"Any difficulty and we will assume control but, when the looting starts, the shooting starts," Mr Trump said, in a comment interpreted by some as a warning that police could open fire. But the tweet was covered from view by a message from Twitter which explained its contents "violated the Twitter rules about glorifying violence".
It could be read, but only after clicking another link. It was the first time the social media company has initially stopped users reading a tweet sent by Mr Trump.
The exchange escalated a row which started after Twitter added "fact check" labels to two of the president's tweets about postal ballots, which he said were open to fraud. Mr Trump reacted with anger and on Thursday signed an executive order aimed at removing a "liability shield" which protects social media companies from lawsuits.
The US president argued Twitter showed "political activism" in adding the labels.
Part of the 1996 law states that internet service providers should not be seen as the "publisher" of content posted by users and is the bedrock of unfettered speech online.
The latest escalation began as demonstrators angry at the death of George Floyd, and police violence, set fire to a police station in Minneapolis. Mr Trump criticised the protesters.
He tweeted at 12.53am: "I can't stand back & watch this happen to a great American City, Minneapolis. A total lack of leadership. Either the very weak Radical Left Mayor, Jacob Frey, get his act together and bring the City under control, or I will send in the National Guard & get the job done right....
Mr Trump then added: "... These THUGS are dishonouring the memory of George Floyd, and I won't let that happen.
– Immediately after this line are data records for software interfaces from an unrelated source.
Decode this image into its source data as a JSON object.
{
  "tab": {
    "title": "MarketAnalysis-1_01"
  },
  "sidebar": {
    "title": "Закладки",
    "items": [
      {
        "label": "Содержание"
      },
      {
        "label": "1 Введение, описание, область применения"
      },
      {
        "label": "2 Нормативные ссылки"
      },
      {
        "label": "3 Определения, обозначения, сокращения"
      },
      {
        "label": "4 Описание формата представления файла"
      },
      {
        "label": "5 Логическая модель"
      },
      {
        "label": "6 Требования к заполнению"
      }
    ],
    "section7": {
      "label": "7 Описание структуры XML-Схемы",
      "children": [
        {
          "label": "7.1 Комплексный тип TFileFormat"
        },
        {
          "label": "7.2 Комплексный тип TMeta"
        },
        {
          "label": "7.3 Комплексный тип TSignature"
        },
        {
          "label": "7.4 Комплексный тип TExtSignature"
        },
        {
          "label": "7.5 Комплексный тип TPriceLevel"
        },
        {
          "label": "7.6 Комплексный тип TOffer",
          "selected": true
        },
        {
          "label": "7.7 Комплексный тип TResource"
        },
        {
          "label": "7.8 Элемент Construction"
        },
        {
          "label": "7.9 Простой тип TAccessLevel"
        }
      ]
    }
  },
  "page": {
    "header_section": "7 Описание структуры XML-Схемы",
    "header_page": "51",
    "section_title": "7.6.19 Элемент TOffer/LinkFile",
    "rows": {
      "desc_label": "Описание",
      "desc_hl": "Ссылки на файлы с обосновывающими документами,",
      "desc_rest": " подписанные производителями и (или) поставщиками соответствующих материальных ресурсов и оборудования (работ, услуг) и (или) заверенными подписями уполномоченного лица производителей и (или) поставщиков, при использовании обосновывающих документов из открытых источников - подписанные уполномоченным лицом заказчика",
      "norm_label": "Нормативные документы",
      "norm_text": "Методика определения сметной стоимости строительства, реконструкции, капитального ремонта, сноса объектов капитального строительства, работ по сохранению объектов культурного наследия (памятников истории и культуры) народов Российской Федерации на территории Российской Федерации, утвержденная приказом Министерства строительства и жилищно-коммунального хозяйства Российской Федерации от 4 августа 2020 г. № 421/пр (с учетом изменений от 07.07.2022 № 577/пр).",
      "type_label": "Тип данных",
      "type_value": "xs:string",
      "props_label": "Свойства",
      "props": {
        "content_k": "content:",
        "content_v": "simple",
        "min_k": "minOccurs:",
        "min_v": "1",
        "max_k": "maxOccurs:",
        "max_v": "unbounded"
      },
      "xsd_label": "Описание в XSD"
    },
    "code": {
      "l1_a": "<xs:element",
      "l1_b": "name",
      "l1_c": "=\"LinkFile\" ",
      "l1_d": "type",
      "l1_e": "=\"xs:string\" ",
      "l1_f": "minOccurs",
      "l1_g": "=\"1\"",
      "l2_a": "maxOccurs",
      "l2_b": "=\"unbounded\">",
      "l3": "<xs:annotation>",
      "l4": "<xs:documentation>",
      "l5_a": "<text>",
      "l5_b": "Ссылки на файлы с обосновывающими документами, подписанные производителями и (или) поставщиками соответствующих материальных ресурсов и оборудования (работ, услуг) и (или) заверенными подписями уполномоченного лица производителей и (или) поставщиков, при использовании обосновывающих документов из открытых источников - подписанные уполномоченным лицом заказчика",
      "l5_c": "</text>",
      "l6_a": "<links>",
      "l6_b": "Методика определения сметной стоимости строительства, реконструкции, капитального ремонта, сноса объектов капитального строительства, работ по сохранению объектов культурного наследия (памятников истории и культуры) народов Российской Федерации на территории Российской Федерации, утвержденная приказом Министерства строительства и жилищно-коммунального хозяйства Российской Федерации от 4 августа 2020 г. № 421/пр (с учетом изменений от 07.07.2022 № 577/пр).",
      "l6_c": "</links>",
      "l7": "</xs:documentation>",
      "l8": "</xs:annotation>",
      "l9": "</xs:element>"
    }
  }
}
Just spoke to Governor Tim Walz and told him that the Military is with him all the way. Any difficulty and we will assume control but, when the looting starts, the shooting starts. Thank you!" It was the second tweet that Twitter took action against.
A statement by the company said: "This tweet violates our policies regarding the glorification of violence based on the historical context of the last line, its connection to violence, and the risk it could inspire similar actions today."
It did not remove the message entirely, saying it was "important" the public could still read it. The White House's official Twitter account shared the controversial tweet. It, too, then had the message sanctioned by Twitter.
Some commentators noted that Mr Trump's "when the looting starts, the shooting starts" comment echoed a 1967 remark from Walter E Headley, the Miami police chief whose heavy-handed crime fighting in the city's black neighbourhoods gained nationwide attention in the late Sixties.
It was not clear whether Mr Trump was aware of Mr Headley's comments, as the White House insisted his latest tweet had not glorified the violence.